Target: You Don’t Say? Campaign at Duke University
Goal: Commend photo campaign encouraging others to be responsible with their speech
Many of us, at some point or another, have been guilty of forgetting the potential we have to hurt others when we speak mindlessly. A new campaign at Duke University aims to remind students and the public that our words are powerful and can reproduce damaging social norms and stereotypes. The You Don’t Say? Campaign directly confronts the oppressive words and phrases that many say without thinking, by creating posters of words superimposed on photos of students in black and white that explain why a certain word or phrase marginalizes people.
This campaign is a much-needed reminder that we have to be responsible for our words, no matter who we are, and that we have the power and obligation to call ourselves and others out when they oppress people with their language. As one poster says, “I don’t say ‘tranny’ because it takes away people’s agency to define their gender identities.” Another reads, “I don’t say ‘no homo’ because it means that showing any affection towards someone of the same sex is inherently bad.” All of the posters give reasons directly from the students themselves for why we should watch what we say, encouraging us to think critically about our words without being accusatory. More detailed explanations can be found on the campaign’s Facebook page, which has already garnered over 13,000 ‘likes,’ demonstrating that this campaign has already had a wide and positive impact.
By signing this petition, you are applauding the You Don’t Say? Campaign and the students behind it for standing up to oppressive language.

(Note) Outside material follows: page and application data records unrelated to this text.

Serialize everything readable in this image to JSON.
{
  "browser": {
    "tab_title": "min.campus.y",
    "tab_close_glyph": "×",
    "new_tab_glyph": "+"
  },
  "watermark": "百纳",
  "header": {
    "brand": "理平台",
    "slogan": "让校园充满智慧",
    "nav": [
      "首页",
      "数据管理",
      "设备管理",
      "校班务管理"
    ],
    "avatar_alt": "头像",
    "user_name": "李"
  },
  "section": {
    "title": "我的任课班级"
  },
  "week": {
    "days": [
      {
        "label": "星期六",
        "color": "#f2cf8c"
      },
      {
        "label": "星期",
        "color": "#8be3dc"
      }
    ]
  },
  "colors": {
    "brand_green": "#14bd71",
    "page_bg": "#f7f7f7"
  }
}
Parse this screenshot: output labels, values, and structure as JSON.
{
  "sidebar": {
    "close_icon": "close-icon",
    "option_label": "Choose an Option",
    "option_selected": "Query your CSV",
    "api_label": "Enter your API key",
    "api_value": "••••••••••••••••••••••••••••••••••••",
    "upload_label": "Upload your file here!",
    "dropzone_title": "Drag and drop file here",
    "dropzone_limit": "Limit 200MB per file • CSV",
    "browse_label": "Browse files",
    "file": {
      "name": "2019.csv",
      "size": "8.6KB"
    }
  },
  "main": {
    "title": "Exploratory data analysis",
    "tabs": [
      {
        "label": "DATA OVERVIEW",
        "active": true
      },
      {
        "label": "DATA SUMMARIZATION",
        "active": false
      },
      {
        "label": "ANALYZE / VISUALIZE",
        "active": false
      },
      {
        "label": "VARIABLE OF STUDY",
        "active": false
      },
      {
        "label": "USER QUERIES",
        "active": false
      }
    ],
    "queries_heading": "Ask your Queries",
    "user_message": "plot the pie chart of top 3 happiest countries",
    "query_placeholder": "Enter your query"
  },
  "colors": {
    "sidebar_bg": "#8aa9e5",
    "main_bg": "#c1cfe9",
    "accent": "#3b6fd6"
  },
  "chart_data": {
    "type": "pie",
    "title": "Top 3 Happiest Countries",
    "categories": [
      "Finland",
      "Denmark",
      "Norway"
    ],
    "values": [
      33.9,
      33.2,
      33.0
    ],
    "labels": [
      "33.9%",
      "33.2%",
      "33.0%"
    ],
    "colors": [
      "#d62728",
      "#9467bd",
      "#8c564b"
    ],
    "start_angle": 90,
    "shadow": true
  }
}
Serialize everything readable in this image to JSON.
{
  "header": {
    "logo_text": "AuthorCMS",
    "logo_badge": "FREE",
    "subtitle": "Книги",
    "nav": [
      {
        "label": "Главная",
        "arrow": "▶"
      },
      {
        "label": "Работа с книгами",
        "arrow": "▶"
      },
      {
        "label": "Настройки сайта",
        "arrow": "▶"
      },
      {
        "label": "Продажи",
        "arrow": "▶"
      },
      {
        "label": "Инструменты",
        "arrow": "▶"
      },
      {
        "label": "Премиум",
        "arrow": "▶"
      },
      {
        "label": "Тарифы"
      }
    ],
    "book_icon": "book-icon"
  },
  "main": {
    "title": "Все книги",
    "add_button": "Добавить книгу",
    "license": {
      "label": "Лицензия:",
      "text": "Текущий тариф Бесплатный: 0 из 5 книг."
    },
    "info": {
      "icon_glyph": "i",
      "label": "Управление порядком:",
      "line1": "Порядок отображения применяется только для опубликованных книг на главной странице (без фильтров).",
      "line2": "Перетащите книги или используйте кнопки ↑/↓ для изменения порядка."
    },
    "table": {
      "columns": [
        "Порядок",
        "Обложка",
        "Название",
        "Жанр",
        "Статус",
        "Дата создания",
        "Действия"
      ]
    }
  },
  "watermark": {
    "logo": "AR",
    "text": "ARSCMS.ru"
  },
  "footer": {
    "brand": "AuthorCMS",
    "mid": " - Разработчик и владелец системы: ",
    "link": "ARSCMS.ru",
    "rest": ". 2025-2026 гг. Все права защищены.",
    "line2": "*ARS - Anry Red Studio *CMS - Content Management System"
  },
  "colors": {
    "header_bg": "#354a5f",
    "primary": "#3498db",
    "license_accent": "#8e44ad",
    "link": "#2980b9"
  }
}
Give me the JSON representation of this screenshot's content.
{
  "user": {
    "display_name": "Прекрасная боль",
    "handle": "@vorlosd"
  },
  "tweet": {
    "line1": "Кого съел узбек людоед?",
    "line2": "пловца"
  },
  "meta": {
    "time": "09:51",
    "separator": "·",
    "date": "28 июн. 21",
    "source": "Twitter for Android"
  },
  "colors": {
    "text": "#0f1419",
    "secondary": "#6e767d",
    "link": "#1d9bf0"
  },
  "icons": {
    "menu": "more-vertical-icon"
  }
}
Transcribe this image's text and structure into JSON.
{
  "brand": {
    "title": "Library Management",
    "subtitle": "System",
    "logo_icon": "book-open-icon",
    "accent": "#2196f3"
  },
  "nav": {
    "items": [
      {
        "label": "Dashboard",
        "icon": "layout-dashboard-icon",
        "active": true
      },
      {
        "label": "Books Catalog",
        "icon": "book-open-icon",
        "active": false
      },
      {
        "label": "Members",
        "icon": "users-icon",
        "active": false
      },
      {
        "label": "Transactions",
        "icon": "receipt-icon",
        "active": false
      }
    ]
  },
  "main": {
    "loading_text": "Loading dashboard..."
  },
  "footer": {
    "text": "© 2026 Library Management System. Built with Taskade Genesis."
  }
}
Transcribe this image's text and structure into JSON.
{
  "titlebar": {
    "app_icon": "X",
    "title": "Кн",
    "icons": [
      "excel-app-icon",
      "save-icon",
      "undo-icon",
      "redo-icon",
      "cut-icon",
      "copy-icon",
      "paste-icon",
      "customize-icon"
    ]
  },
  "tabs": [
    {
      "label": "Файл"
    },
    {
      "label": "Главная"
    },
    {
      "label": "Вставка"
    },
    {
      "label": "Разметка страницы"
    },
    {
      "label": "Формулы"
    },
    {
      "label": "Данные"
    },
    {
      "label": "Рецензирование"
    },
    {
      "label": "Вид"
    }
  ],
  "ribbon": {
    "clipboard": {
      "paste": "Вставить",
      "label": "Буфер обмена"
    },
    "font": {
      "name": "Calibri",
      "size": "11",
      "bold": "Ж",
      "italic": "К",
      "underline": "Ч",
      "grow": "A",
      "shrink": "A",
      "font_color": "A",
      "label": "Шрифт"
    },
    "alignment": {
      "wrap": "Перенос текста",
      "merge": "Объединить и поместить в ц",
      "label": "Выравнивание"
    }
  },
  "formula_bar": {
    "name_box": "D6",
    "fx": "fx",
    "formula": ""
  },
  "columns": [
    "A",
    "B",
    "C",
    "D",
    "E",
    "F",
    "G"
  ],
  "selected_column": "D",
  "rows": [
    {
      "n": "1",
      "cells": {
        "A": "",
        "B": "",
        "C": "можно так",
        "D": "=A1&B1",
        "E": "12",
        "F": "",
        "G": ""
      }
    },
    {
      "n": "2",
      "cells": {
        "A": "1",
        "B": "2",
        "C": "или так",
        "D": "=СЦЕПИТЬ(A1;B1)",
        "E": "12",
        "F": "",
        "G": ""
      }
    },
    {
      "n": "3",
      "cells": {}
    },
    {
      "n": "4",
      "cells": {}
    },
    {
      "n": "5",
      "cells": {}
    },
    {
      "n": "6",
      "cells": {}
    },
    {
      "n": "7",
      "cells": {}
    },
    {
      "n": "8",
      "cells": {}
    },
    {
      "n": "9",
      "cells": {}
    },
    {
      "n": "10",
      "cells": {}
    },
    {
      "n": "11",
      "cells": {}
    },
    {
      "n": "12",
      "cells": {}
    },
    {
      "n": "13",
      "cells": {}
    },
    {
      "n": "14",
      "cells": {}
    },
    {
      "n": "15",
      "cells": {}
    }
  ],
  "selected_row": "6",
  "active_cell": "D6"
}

Dear You Don’t Say? Duke,
Your new photo campaign is a beautiful and innovative way to encourage people to examine their own privilege and use of language. It provides a way for students and the public to educate themselves on the impact their words can have, without feeling accused or defensive, and it empowers them to call themselves out when they use oppressive language. This campaign shows students how important it is to be vigilant against the casual use of marginalizing phrases and stereotypes.
Thank you for starting this campaign and spreading it across Facebook and other social media to be shared and start a dialogue about hate speech. Thank you for encouraging students and others to be responsible for the language they use every day, and to educate people about oppressive language to end its use.
[Your Name Here]
Photo credit: Buchoamerica via Wikimedia Commons